Nestled on the eastern coast of the Korean Peninsula, Mount Kumgang emerges as a beacon of natural splendor, weaving together breathtaking landscapes, diverse ecosystems, and a rich tapestry of cultural heritage. Renowned as one of North Korea’s most picturesque destinations, this majestic mountain, also known as Kumgangsan or Diamond Mountain, beckons adventurers and nature enthusiasts alike to explore its hidden treasures.
Geography and Formation:
Mount Kumgang, part of the Taebaek Mountain Range, rises gracefully along the coast of the Sea of Japan, reaching an elevation of 1,638 meters (5,374 feet). Its name, Kumgang, translates to “Diamond,” reflecting the pristine beauty that characterizes its peaks, valleys, and lush forests. The mountain is a geological masterpiece, shaped by the forces of nature over millions of years.
The mountain’s terrain is a mosaic of scenic wonders, with crystal-clear streams, dense woodlands, and cascading waterfalls. One of the notable features is the Kumgangsan Diamond Mountains Hot Springs, known for their therapeutic properties. These hot springs are nestled in a serene setting, providing visitors with a rejuvenating and immersive experience amid nature’s embrace.
The fauna and flora of Mount Kumgang add to its ecological significance. The mountain is home to a diverse array of plant and animal species, thriving in its varied ecosystems. Rare and endemic species find refuge in the mountain’s protected habitats, creating a haven for biodiversity enthusiasts and researchers.
Beyond its natural grandeur, Mount Kumgang is steeped in cultural heritage. Temples, pavilions, and historic sites dot the landscape, each contributing to the mountain’s role in Korea’s cultural tapestry. Among the notable cultural landmarks is the Kuryong Falls, a picturesque waterfall framed by verdant foliage, and the Manmulsang, a mesmerizing rock formation that has captured the imagination of poets and artists throughout history.
The Sejongsang Pavilion, perched at an elevation of about 1,000 meters, offers panoramic views of the surrounding landscapes, providing a serene setting for reflection and appreciation of nature’s beauty. The Kumgangam Hermitage, a Buddhist temple, adds a spiritual dimension to the mountain, attracting pilgrims seeking solace in its tranquil ambiance.
Tourism and Access:
Mount Kumgang has been a significant destination for both domestic and international tourists. The Kumgangsan Tourist Region has been developed to accommodate visitors, offering a range of amenities such as hotels, hiking trails, and scenic viewpoints.
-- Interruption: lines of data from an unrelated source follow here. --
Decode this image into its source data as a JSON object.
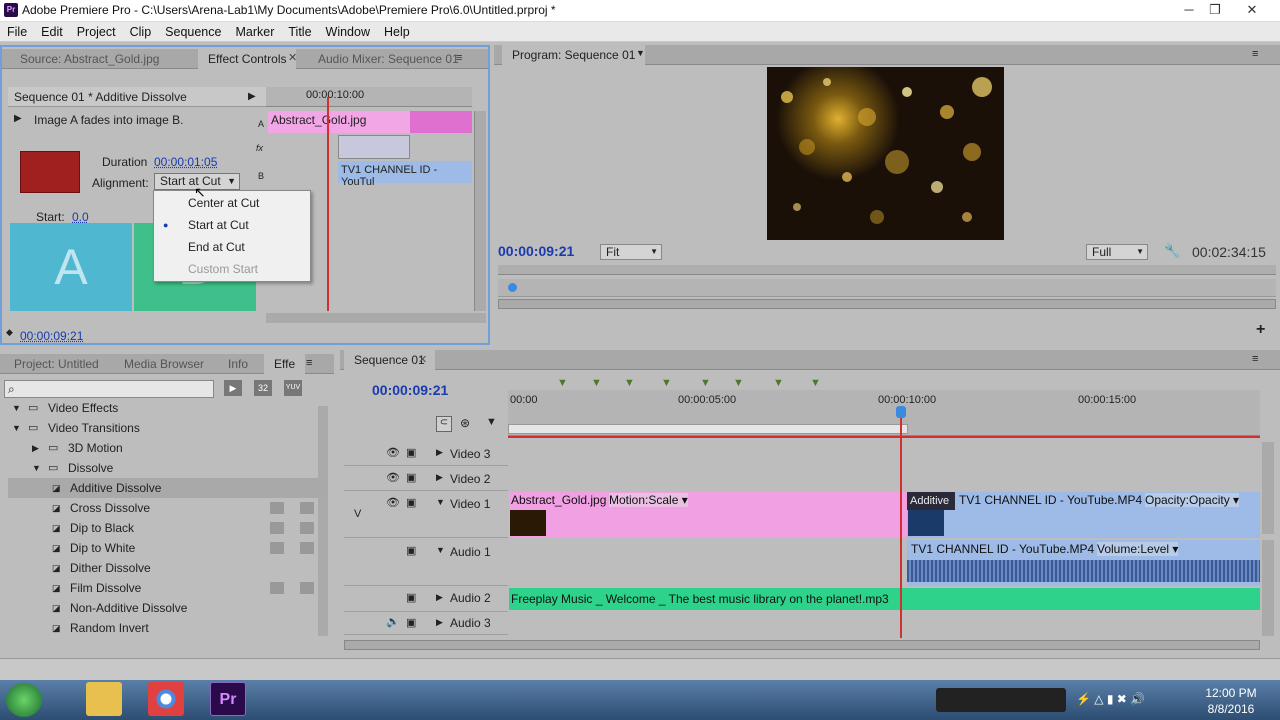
{
  "window": {
    "title": "Adobe Premiere Pro - C:\\Users\\Arena-Lab1\\My Documents\\Adobe\\Premiere Pro\\6.0\\Untitled.prproj *",
    "min": "─",
    "max": "❐",
    "close": "✕"
  },
  "menu": [
    "File",
    "Edit",
    "Project",
    "Clip",
    "Sequence",
    "Marker",
    "Title",
    "Window",
    "Help"
  ],
  "source_panel": {
    "tabs": [
      "Source: Abstract_Gold.jpg",
      "Effect Controls",
      "Audio Mixer: Sequence 01"
    ],
    "header": "Sequence 01 * Additive Dissolve",
    "description": "Image A fades into image B.",
    "duration_label": "Duration",
    "duration_value": "00:00:01:05",
    "alignment_label": "Alignment:",
    "alignment_value": "Start at Cut",
    "start_label": "Start:",
    "start_value": "0.0",
    "preview_a": "A",
    "preview_b": "B",
    "ruler_time": "00:00:10:00",
    "clip_a": "Abstract_Gold.jpg",
    "clip_b": "TV1 CHANNEL ID - YouTul",
    "track_a": "A",
    "track_fx": "fx",
    "track_b": "B",
    "footer_time": "00:00:09:21",
    "dropdown": [
      "Center at Cut",
      "Start at Cut",
      "End at Cut",
      "Custom Start"
    ]
  },
  "program_panel": {
    "title": "Program: Sequence 01",
    "timecode": "00:00:09:21",
    "fit": "Fit",
    "quality": "Full",
    "duration": "00:02:34:15",
    "add": "+"
  },
  "project_panel": {
    "tabs": [
      "Project: Untitled",
      "Media Browser",
      "Info",
      "Effe"
    ],
    "tree": [
      {
        "label": "Video Effects",
        "depth": 0
      },
      {
        "label": "Video Transitions",
        "depth": 0
      },
      {
        "label": "3D Motion",
        "depth": 1
      },
      {
        "label": "Dissolve",
        "depth": 1
      },
      {
        "label": "Additive Dissolve",
        "depth": 2,
        "sel": true
      },
      {
        "label": "Cross Dissolve",
        "depth": 2,
        "badge": true
      },
      {
        "label": "Dip to Black",
        "depth": 2,
        "badge": true
      },
      {
        "label": "Dip to White",
        "depth": 2,
        "badge": true
      },
      {
        "label": "Dither Dissolve",
        "depth": 2
      },
      {
        "label": "Film Dissolve",
        "depth": 2,
        "badge": true
      },
      {
        "label": "Non-Additive Dissolve",
        "depth": 2
      },
      {
        "label": "Random Invert",
        "depth": 2
      }
    ],
    "badge32": "32",
    "badgeyuv": "YUV"
  },
  "timeline": {
    "tab": "Sequence 01",
    "timecode": "00:00:09:21",
    "ruler": [
      "00:00",
      "00:00:05:00",
      "00:00:10:00",
      "00:00:15:00"
    ],
    "tracks": [
      "Video 3",
      "Video 2",
      "Video 1",
      "Audio 1",
      "Audio 2",
      "Audio 3"
    ],
    "v_label": "V",
    "clip_v1a": "Abstract_Gold.jpg",
    "clip_v1a_fx": "Motion:Scale ▾",
    "clip_trans": "Additive",
    "clip_v1b": "TV1 CHANNEL ID - YouTube.MP4 [V]",
    "clip_v1b_fx": "Opacity:Opacity ▾",
    "clip_a1": "TV1 CHANNEL ID - YouTube.MP4 [A]",
    "clip_a1_fx": "Volume:Level ▾",
    "clip_a2": "Freeplay Music _ Welcome _ The best music library on the planet!.mp3"
  },
  "taskbar": {
    "time": "12:00 PM",
    "date": "8/8/2016"
  },
  "colors": {
    "pink": "#f1a0e4",
    "blue": "#9dbbe6",
    "green": "#2dd38a",
    "playhead": "#d03030",
    "timecode": "#1a3ab0"
  }
}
The region provides access to some of the mountain’s most iconic attractions, allowing tourists to immerse themselves in the natural and cultural wonders that define Mount Kumgang.
For many years, the mountain was accessible to South Korean tourists, fostering a sense of inter-Korean cooperation and cultural exchange. However, political tensions in the region have impacted the accessibility of Mount Kumgang, limiting the flow of tourists in recent times. Despite these challenges, the mountain continues to captivate those fortunate enough to explore its landscapes.
Challenges and Conservation Efforts:
Mount Kumgang, like many natural wonders, faces challenges related to conservation and sustainable tourism. Balancing the preservation of its ecosystems with the desire to share its beauty with the world requires careful planning and responsible management. Efforts to address these challenges are crucial to ensuring that future generations can continue to appreciate the majesty of Mount Kumgang.
Mount Kumgang stands as a testament to the harmonious coexistence of nature and culture. Its rugged peaks and serene valleys tell a story of geological evolution, cultural richness, and the enduring beauty of the Korean landscape. As efforts continue to navigate the complexities of political dynamics in the region, Mount Kumgang remains an enduring symbol of the potential for cross-cultural appreciation and collaboration amid the breathtaking beauty of nature.